MV: Tell us a bit about your soundtrack work in the ‘80s, particularly on “Quicksilver” and “Lorca and the Outlaws.” How did you approach writing music for those films?
TB: Slightly different for the 2. For Lorca, I used as the main theme a piece I had around already, which I thought would work well in a space film, and put a few other bits together to see how the director felt. Pity the film wasn’t a bit better! Quicksilver I wrote more while watching the film. Had to do a lot of compromising with the director and others, involved conference calls, etc. Didn’t enjoy it that much. Both films wanted songs, as well, which gave me a chance to work with other singers: Jim Diamond, Toyah and Fish. The song done with Fish was supposed to be used in the film but ended up being replaced by a different piece, which was a pity as it would have worked well and related to other music used in the film. Most fun for me was working with Toyah, having not written for a female voice before. Song was of course far too long to be used much in the film, but a bit made it in.

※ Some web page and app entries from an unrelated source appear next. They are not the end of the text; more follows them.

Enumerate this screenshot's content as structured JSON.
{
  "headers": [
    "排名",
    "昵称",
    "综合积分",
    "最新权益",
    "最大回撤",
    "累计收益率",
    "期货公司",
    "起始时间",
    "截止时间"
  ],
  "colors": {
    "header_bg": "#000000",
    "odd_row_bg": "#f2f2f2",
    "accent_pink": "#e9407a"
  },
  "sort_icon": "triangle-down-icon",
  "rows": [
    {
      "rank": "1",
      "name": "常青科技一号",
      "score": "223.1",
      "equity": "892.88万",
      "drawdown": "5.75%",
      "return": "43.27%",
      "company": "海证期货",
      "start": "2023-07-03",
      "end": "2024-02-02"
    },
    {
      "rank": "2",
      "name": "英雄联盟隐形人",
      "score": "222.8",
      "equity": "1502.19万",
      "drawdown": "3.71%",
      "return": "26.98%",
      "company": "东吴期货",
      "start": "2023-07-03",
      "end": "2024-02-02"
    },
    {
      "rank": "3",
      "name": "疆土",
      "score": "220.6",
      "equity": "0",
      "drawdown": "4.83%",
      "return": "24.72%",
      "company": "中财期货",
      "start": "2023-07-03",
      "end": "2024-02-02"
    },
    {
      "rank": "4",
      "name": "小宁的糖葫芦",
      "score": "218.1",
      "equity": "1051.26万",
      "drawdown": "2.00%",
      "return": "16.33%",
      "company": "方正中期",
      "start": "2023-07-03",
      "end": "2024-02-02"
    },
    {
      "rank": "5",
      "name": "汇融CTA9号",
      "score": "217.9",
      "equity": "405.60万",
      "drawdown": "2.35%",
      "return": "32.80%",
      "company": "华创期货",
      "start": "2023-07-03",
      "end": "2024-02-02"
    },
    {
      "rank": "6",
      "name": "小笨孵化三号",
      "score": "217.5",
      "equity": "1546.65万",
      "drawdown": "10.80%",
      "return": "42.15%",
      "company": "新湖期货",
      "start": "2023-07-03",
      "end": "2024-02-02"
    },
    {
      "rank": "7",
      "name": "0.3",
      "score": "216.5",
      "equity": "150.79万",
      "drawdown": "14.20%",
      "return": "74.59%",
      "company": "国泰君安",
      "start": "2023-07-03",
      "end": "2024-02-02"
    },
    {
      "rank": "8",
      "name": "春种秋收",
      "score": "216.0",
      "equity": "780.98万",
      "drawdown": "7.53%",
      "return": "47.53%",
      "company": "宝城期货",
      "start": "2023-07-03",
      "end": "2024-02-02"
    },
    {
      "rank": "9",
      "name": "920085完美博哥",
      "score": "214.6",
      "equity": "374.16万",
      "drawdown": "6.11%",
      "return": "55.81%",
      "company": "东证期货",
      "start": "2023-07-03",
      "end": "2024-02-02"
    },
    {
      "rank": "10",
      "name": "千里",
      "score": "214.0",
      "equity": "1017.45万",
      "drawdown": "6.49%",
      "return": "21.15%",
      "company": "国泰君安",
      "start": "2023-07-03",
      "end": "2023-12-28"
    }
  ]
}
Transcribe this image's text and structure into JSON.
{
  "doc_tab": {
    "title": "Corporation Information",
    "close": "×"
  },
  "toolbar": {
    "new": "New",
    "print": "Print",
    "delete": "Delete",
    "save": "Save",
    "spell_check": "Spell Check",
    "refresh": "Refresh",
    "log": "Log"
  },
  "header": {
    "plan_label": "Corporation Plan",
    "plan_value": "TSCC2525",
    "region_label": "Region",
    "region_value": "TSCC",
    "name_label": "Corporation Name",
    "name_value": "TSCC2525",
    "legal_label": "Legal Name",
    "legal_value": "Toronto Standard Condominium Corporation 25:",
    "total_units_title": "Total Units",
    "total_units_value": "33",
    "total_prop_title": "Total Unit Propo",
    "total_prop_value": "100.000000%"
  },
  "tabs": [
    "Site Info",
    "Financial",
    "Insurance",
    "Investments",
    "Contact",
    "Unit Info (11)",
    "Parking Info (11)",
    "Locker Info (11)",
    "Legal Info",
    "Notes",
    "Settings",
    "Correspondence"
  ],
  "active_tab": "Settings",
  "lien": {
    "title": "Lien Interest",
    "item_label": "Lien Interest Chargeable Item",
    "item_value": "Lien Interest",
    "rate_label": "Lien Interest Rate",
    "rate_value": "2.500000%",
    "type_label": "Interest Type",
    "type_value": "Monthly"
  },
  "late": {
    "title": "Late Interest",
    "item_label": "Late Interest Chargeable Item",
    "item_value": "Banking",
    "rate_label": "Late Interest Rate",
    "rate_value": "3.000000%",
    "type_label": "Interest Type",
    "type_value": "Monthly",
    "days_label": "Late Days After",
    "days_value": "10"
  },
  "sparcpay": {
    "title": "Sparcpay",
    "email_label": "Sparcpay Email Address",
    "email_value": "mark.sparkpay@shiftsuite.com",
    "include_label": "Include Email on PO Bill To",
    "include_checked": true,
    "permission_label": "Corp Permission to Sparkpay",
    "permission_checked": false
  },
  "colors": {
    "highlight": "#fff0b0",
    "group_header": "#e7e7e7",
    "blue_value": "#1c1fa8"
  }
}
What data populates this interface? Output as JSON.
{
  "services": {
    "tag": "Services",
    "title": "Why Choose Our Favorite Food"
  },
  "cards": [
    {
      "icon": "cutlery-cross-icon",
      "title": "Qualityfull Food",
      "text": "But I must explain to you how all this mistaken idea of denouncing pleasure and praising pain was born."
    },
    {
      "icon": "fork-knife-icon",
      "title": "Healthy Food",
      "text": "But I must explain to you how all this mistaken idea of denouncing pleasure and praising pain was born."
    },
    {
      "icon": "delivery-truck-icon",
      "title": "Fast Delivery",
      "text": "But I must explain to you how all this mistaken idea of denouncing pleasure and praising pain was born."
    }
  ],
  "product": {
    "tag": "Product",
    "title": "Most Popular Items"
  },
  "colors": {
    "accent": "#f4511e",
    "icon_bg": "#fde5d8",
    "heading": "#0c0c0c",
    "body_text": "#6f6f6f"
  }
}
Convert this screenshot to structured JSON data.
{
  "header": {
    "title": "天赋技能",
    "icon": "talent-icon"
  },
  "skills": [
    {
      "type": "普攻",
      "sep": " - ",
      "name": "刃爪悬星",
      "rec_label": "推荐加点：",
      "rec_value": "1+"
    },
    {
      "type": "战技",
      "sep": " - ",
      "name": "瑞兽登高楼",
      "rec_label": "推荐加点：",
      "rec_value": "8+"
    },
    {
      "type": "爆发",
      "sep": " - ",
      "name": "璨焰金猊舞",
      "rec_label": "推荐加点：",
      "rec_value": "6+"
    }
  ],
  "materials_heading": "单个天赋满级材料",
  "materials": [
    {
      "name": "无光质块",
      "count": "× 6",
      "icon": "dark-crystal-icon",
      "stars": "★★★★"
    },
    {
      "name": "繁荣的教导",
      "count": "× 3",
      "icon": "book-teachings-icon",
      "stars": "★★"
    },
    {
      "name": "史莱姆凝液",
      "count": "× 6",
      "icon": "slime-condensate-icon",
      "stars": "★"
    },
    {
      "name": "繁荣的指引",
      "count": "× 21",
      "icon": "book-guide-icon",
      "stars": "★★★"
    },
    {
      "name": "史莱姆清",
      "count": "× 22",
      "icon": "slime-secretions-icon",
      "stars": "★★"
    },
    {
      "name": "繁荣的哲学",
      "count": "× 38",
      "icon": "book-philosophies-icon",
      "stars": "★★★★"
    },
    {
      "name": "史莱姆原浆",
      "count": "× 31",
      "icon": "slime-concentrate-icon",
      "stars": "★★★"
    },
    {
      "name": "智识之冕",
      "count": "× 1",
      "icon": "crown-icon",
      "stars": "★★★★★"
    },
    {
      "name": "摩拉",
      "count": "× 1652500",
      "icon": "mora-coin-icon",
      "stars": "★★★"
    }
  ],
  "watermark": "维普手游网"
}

MV: Any chance we could get another Strictly Inc album? Do you look back fondly on that record, and what led to you working with Jack Hues (of Wang Chung)?
TB: After the release of Strictly Inc, I felt I wouldn’t do another rock album, but I suppose after all this time who knows? Jack Hues was suggested to me by Nick Davis, who has helped me as producer for many years, and we had a lot of fun making the record. A year or two ago, I put together a compilation album of what I thought were the best things I had done independent of Genesis called A Chord Too Far, which featured tracks from this amongst others.
MV: The artwork on your classical albums “Seven,” “Six Pieces for Orchestra,” and “Five” all share similar color schemes; who does the art and what’s the story behind their aesthetic?
TB: The covers are all the work of the artist Stefan Knapp. He is best known for large works used on the outside of buildings, etc. He used to live close to where I now live, and although we never met, I became friendly with his widow, and it was while looking at some examples of his work I came across that I thought [it] would be a great cover for Seven. Looking at more of his stuff, I was able to find images that worked well with the later albums. These pictures are actually about three or four foot square, but work really well in reduced format.
MV: Did playing live with Genesis for so many years influence how you write dynamics into your classical music? A track like “Reveille” goes through some strong mood shifts, specifically during the horn and piano breaks.
TB:I was always a strong advocate for the dynamic changes within Genesis, particularly present in the earlier years, so it is very much part of the way I write.
MV: Do you feel like, overall, “Five” is an optimistic album? Even during the big crescendos, I find the music never loses its joyous sound.
TB: It is, strangely for me, a very positive suite. Even the last piece, “Renaissance,” although it starts moodily, has an almost triumphant final few minutes.
MV: Due to your prolific career, you’ve got a huge back catalog of recorded work. If I wanted to introduce your sound to someone in their late teens/early 20s, what album or song would you suggest?
TB: Depends too much on what people like. On the more complex side there is obviously “Suppers Ready,” or from my solo career there is “An Island in the Darkness.” For simpler but not entirely straightforward, from Genesis I would choose “Duchess” and solo, maybe “Red Day on Blue Street.” However, probably best to stick to the hits!
MV: When is the last time you played an actual Mellotron?
TB: Good question, 1976? Not my favourite to play.
MV: Are you planning on playing anything from “Five” live? Any other tours planned?
TB: Nothing planned.
Tony Banks latest release, Five, is available on vinyl at Amazon.